The Vikings’ identity throughout this entire season has been centered around coming in clutch late in the game, making plays when needed, and winning close games. After the past few games and especially throughout the Patriots game, I felt that I was finally comfortable with that identity — then they nearly lost to the Jets. The Jets are certainly no longer the pushovers they used to be, but that offense is still not up to par, even with Mike White now running it in place of Zach Wilson. After a dominant first half, I thought that we were finally going to get our dominant blowout win, but then in traditional Vikings fashion, they nearly blew the game.
Both the Bills and Cowboys games can be attributed to flukes — neither is a sustainable way to win or lose. What cannot be attributed to fluke showings is the pattern of heart pounding barely-wins each and every week. I’ve been beating the drum all season that this isn’t a cause for concern; Minnesota will be fine, the tight games build the team’s resilience. I don’t intend to renounce that point of view; this is still a high quality team with a divisional round exit as its floor and a Super Bowl win as its ceiling. I have, however, realized one key point — the Vikings can lose to anyone. Playing down to competition such as early season Detroit and Chicago, Washington and the Jets, and especially the Saints is not something that teams such as Buffalo (see game vs Steelers), Chiefs (game @ 49ers), Eagles or Cowboys (both last week) do.
For this reason and this reason only, the true odds of a Vikings Super Bowl run are lower than most 10-2 teams in NFL history. It hurts to admit, but a team that can only scrape by the Saints, Lions and Bears needs a dominant showing to place themselves squarely in the conversation. Minnesota has limited opportunities remaining to acquire that win, but with one of the easiest remaining schedules in the league, it’s entirely possible. It almost certainly has to come within the next 3 games, as the Vikings always play Chicago and Green Bay very closely.

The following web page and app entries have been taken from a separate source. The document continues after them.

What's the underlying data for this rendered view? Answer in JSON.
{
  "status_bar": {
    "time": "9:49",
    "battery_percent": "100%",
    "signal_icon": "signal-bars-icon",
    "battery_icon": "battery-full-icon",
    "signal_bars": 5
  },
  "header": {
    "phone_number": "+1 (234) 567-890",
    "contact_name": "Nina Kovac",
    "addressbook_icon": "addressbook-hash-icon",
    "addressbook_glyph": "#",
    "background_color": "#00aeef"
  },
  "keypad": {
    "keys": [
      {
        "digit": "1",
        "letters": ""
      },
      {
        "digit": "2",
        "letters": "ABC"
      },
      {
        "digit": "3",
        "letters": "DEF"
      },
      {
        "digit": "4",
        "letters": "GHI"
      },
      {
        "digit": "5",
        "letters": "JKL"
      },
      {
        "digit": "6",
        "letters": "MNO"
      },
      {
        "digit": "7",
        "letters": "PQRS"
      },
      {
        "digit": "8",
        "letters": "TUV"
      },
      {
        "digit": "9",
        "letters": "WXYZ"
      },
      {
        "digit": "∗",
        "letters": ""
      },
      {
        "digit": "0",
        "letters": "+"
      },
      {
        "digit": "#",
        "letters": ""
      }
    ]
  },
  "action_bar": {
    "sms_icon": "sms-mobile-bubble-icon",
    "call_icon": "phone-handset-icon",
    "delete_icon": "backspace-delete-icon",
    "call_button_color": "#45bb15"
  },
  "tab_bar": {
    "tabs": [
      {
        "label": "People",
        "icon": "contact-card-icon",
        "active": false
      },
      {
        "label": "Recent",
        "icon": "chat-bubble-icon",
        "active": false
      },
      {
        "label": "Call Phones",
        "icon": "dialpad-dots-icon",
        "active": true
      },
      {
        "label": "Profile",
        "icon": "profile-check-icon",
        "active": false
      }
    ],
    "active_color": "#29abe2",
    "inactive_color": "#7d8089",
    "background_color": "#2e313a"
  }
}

First we have the Lions, who have looked damn good since beginning the year 1-6. Detroit could potentially be the first ever team to start so poorly and come back to snatch a playoff spot, but it won’t be easy. Detroit needs to win against either the Vikings or Jets to even have a chance at the 7th seed; 8-9 won’t cut it even in such a weak year in the NFC. Winners of 2 of their last 3 games — both blowouts, first against the Giants and then the Jaguars — with a very close and competitive loss to the Bills sandwiched between those blowouts, the Lions are no longer a team to ignore. In fact, they have garnered so much respect following their recent performances that they are actually favored by almost a field goal over the Vikings at the time of writing. Those odds seemed unthinkable a mere few weeks ago, yet are our current reality. Thoroughly dismantling the favored Lions would go a long way towards Minnesota garnering that respect instead.
In Week 15 comes the Colts. Dallas just dropped 54 on this team and they don’t scare anyone, although it should be noted they were quite close to upsetting the Eagles just two weeks ago. I feel that this game is destined to end in a one score victory considering that aside from Dallas and New England the Colts have played most teams fairly close. A significant portion of the players on the Colts’ roster will be playing for their jobs either in Indianapolis or elsewhere next season; as a result, this team will play hard both for themselves and interim head coach Jeff Saturday. Indianapolis is bad, but I would be pretty surprised if Minnesota blew them out of the stadium.
In likely the last chance for a blowout victory this season, the New York Giants come to town on Christmas Eve. I’ve been yelling this into the void since at least Week 3: The Giants are bad. Their OL is bad. Their QB is worse. Their WRs are beyond awful; most should not be on an NFL roster, much less starting. Their saving grace is head coach Brian Daboll and a strong defensive line that brings the rest of the defense up along with it. However, that wasn’t enough to save this incredibly overrated team against the Detroit Lions and it certainly won’t be enough against the Vikings in Minnesota. This game could very well get out of hand, but New York has tended to play teams close primarily due to extremely impressive coaching.
The Vikings need their prove-it win after the heart attack-inducing Jets game. It almost certainly has to come within the next 3 games — the Detroit Lions, Indianapolis Colts, and New York Giants are up next. If I were a betting man, I’d run away with Vikings +2.5 against the Lions. It is, in my opinion, the best opportunity for a blowout win for the rest of the season, and I think the team knows it too. As Jalen Reagor told the media, the Vikings are winning this game. The only question is by how much. If they stick to Minnesota tradition and only win by single digits, they will then play two straight home games first against the Colts and then the Giants. If they want the blowout win, they’ll need to take it then. SKOL!